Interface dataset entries

*****

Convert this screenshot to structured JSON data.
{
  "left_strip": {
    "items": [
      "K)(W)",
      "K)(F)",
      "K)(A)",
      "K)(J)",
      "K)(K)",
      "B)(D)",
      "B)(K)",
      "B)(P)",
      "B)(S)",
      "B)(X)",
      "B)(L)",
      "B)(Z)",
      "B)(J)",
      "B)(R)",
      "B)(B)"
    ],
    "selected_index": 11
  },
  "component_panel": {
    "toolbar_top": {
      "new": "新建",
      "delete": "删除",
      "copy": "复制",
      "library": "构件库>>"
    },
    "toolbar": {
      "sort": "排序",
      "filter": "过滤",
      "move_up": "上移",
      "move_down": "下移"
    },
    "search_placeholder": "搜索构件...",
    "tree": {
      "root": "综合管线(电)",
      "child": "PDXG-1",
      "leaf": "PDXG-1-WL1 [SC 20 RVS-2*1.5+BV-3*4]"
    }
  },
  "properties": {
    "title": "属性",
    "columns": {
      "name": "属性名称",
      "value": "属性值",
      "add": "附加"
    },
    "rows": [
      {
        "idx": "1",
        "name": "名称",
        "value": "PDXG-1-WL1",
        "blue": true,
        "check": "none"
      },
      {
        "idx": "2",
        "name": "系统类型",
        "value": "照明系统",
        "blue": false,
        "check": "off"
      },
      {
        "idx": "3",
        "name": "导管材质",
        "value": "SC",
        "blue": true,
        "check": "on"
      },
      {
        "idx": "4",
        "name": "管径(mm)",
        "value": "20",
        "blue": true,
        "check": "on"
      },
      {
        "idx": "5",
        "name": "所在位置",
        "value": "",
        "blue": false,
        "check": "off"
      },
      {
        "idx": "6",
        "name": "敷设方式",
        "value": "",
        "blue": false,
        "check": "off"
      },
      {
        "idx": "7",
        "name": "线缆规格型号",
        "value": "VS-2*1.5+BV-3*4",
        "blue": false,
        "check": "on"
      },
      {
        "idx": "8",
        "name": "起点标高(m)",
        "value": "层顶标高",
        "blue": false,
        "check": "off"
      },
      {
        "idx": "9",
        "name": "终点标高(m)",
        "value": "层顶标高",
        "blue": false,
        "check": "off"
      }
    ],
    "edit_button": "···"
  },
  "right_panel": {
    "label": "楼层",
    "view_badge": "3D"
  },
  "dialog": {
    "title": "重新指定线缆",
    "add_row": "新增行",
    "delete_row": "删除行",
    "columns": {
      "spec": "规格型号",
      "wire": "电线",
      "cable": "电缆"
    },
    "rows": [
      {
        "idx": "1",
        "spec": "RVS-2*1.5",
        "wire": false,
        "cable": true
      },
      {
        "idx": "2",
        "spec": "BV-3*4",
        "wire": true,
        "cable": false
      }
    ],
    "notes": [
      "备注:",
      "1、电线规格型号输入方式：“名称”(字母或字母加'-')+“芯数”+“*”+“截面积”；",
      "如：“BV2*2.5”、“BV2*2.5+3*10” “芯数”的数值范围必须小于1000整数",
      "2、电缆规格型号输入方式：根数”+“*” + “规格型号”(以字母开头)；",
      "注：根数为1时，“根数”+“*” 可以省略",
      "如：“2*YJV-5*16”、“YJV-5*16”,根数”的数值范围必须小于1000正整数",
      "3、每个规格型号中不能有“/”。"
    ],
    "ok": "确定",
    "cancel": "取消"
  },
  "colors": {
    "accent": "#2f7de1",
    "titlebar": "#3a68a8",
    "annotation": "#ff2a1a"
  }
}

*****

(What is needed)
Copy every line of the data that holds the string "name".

(Answer section)
      "name": "属性名称",
        "name": "名称",
        "name": "系统类型",
        "name": "导管材质",
        "name": "管径(mm)",
        "name": "所在位置",
        "name": "敷设方式",
        "name": "线缆规格型号",
        "name": "起点标高(m)",
        "name": "终点标高(m)",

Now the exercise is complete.